::: Dataset entries

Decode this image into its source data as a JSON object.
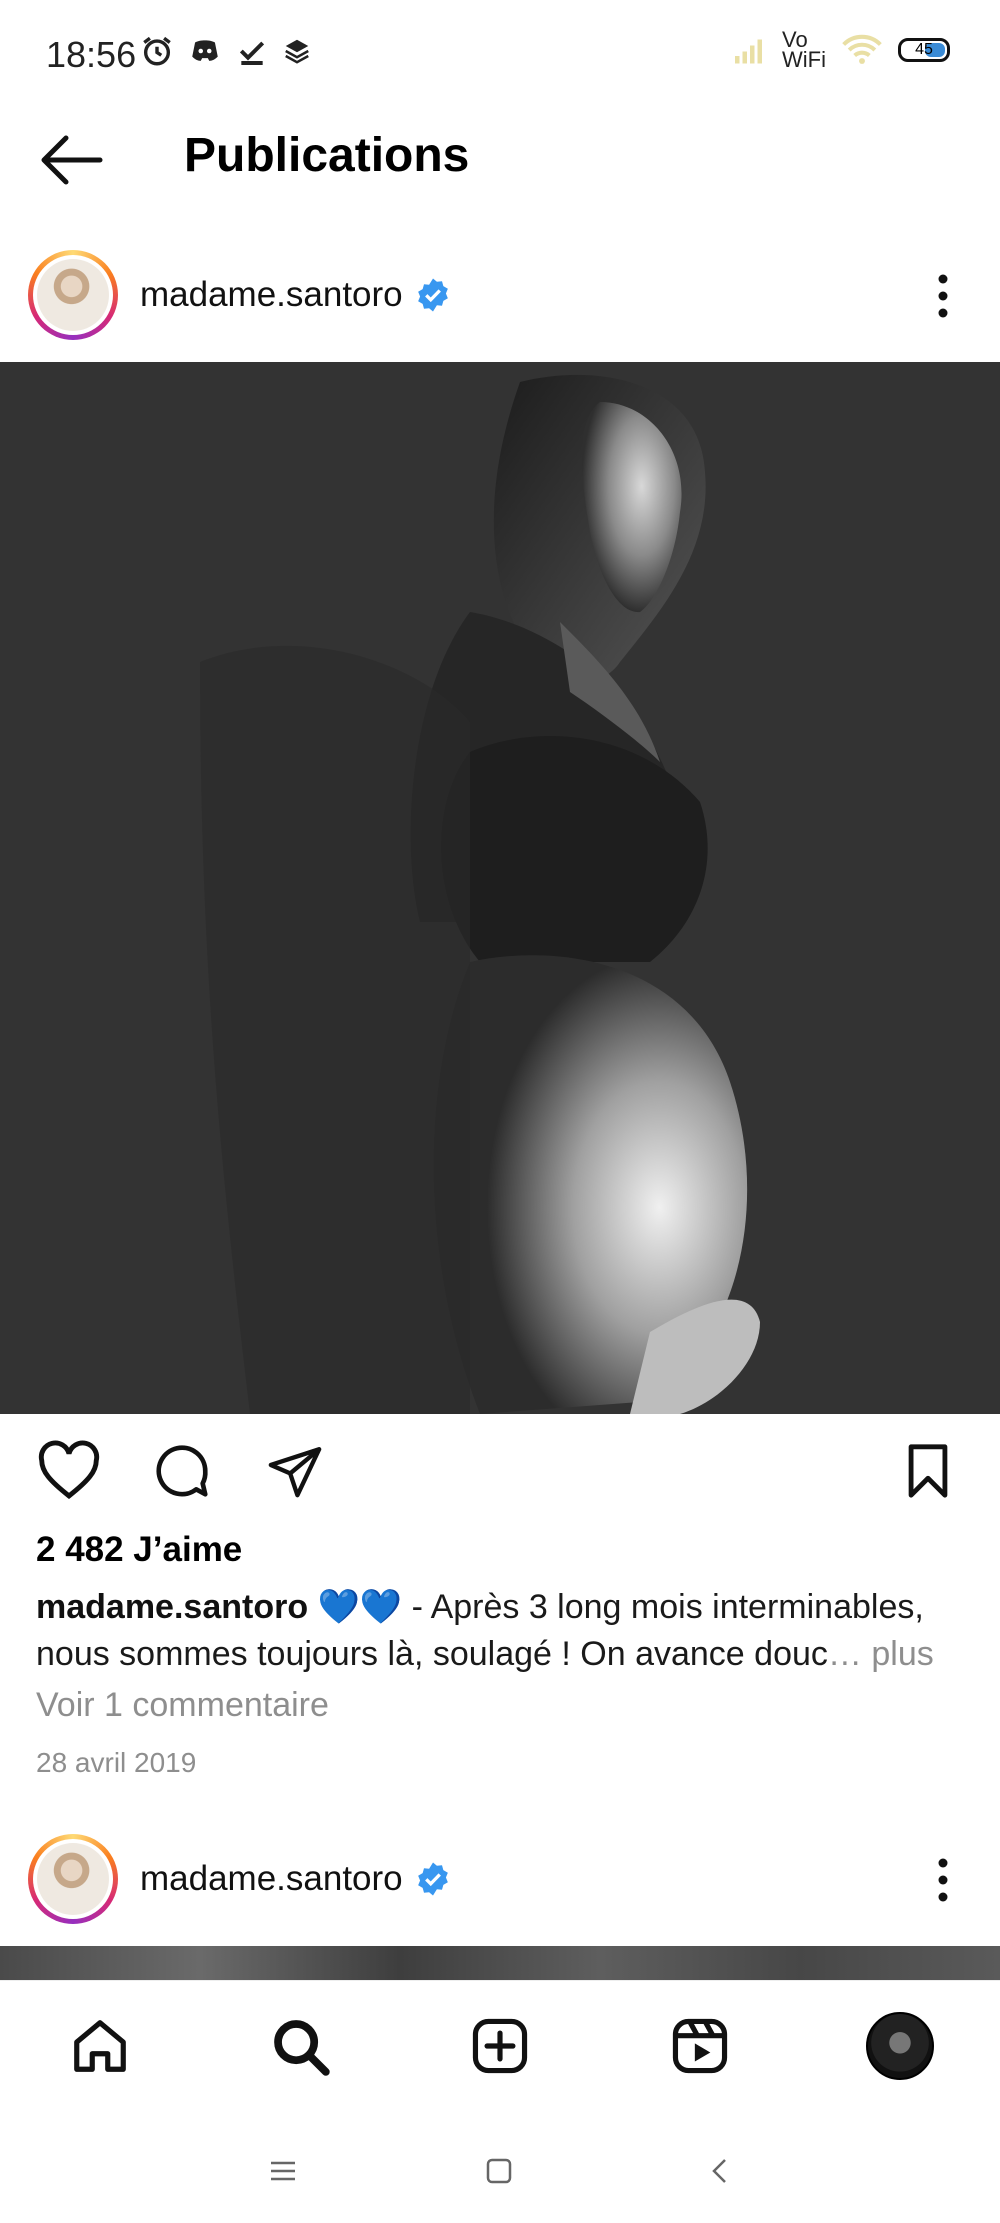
{
  "status_bar": {
    "time": "18:56",
    "icons": [
      "alarm-icon",
      "discord-icon",
      "check-icon",
      "layers-icon"
    ],
    "right_icons": [
      "signal-icon",
      "wifi-icon",
      "battery-icon"
    ],
    "vowifi_top": "Vo",
    "vowifi_bottom": "WiFi",
    "battery": "45"
  },
  "header": {
    "title": "Publications"
  },
  "post": {
    "username": "madame.santoro",
    "verified": true,
    "likes": "2 482 J’aime",
    "caption_user": "madame.santoro",
    "caption_emoji": "💙💙",
    "caption_text": "- Après 3 long mois interminables, nous sommes toujours là, soulagé ! On avance douc",
    "caption_ellipsis": "…",
    "caption_more": "plus",
    "view_comments": "Voir 1 commentaire",
    "date": "28 avril 2019"
  },
  "next_post": {
    "username": "madame.santoro",
    "verified": true
  },
  "bottom_nav": [
    "home-icon",
    "search-icon",
    "create-icon",
    "reels-icon",
    "profile-icon"
  ],
  "colors": {
    "verified_blue": "#3897f0",
    "photo_bg": "#333333",
    "muted_text": "#8e8e8e"
  }
}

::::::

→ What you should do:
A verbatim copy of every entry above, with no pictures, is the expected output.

→ Written response:
Decode this image into its source data as a JSON object.
{
  "status_bar": {
    "time": "18:56",
    "icons": [
      "alarm-icon",
      "discord-icon",
      "check-icon",
      "layers-icon"
    ],
    "right_icons": [
      "signal-icon",
      "wifi-icon",
      "battery-icon"
    ],
    "vowifi_top": "Vo",
    "vowifi_bottom": "WiFi",
    "battery": "45"
  },
  "header": {
    "title": "Publications"
  },
  "post": {
    "username": "madame.santoro",
    "verified": true,
    "likes": "2 482 J’aime",
    "caption_user": "madame.santoro",
    "caption_emoji": "💙💙",
    "caption_text": "- Après 3 long mois interminables, nous sommes toujours là, soulagé ! On avance douc",
    "caption_ellipsis": "…",
    "caption_more": "plus",
    "view_comments": "Voir 1 commentaire",
    "date": "28 avril 2019"
  },
  "next_post": {
    "username": "madame.santoro",
    "verified": true
  },
  "bottom_nav": [
    "home-icon",
    "search-icon",
    "create-icon",
    "reels-icon",
    "profile-icon"
  ],
  "colors": {
    "verified_blue": "#3897f0",
    "photo_bg": "#333333",
    "muted_text": "#8e8e8e"
  }
}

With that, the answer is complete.